Explore the evolving role of Indigenous artists of the North American Arctic in this new exhibition of 20 rarely shown objects, many from the BMA’s collection.
Historically, the Indigenous artists who lived in the Arctic lands created ritualistic and utilitarian objects whose beauty was meant to honor the beings that sustained life in the harshest climates. As an influx of explorers, missionaries, whalers, and gold prospectors arrived in their lands in the late 19th and early 20th century, Indigenous artists’ roles shifted as they became vital economic forces that sustained their communities by producing art, including model kayaks and cribbage boards, made for sale to non-Native markets. By the mid-20th century, Canadian Inuit artists began carving animal sculptures and producing prints in collaborative workshops.
Friday, October 7 at 10:00am to 5:00pm

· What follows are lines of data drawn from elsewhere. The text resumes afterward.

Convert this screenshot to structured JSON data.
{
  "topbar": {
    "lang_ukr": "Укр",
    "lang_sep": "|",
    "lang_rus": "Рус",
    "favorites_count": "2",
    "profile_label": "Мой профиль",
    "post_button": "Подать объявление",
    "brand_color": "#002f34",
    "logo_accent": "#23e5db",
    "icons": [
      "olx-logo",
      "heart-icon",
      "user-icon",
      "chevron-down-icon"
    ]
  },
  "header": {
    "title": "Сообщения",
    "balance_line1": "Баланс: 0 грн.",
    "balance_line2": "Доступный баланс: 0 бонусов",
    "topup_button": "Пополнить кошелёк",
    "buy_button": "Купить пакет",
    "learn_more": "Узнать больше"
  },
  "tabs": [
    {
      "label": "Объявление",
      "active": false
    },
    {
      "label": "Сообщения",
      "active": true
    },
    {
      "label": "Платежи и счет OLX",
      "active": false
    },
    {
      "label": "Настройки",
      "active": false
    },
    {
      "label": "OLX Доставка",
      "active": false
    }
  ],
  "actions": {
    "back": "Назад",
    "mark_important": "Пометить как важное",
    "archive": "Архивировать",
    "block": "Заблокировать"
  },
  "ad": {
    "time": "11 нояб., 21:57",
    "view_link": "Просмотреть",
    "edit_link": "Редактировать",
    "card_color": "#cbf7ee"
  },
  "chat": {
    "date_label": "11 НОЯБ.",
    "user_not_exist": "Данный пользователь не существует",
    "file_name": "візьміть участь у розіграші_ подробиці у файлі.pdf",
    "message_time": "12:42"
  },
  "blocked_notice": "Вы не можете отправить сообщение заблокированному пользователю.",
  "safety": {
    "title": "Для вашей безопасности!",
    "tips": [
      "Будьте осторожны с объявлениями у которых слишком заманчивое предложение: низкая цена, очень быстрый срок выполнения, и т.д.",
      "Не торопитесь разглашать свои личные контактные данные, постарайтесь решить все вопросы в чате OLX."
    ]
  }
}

Saturday, October 8 at 10:00am to 5:00pm
Sunday, October 9 at 10:00am to 5:00pm
Wednesday, October 12 at 10:00am to 5:00pm
Thursday, October 13 at 10:00am to 9:00pm

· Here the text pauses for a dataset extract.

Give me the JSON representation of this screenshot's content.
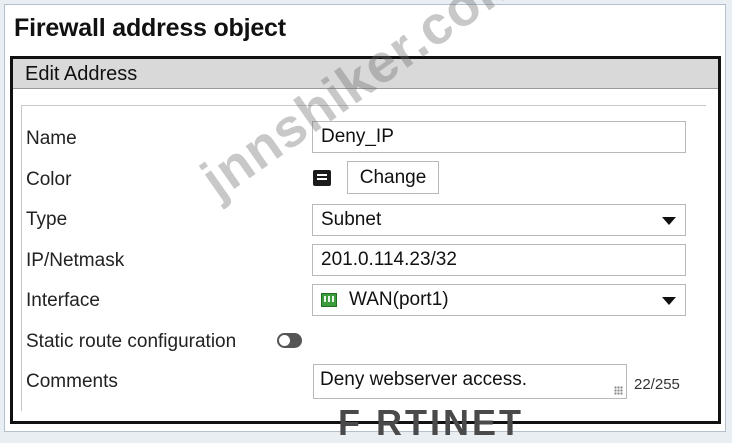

Friday, October 14 at 10:00am to 5:00pm
Saturday, October 15 at 10:00am to 5:00pm
Sunday, October 16 at 10:00am to 5:00pm
Wednesday, October 19 at 10:00am to 5:00pm

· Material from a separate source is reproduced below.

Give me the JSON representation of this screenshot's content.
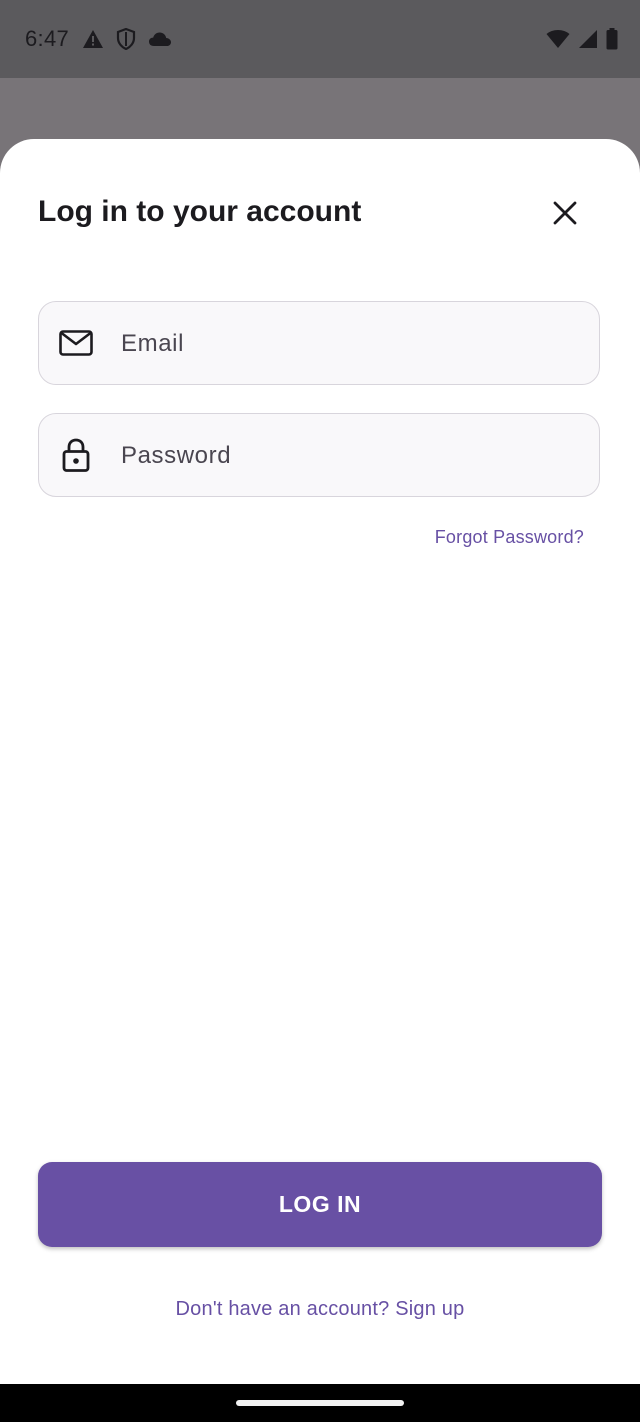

Thursday, October 20 at 10:00am to 9:00pm
Friday, October 21 at 10:00am to 5:00pm
The Baltimore Museum of Art
10 Art Museum Dr, Baltimore, MD 21218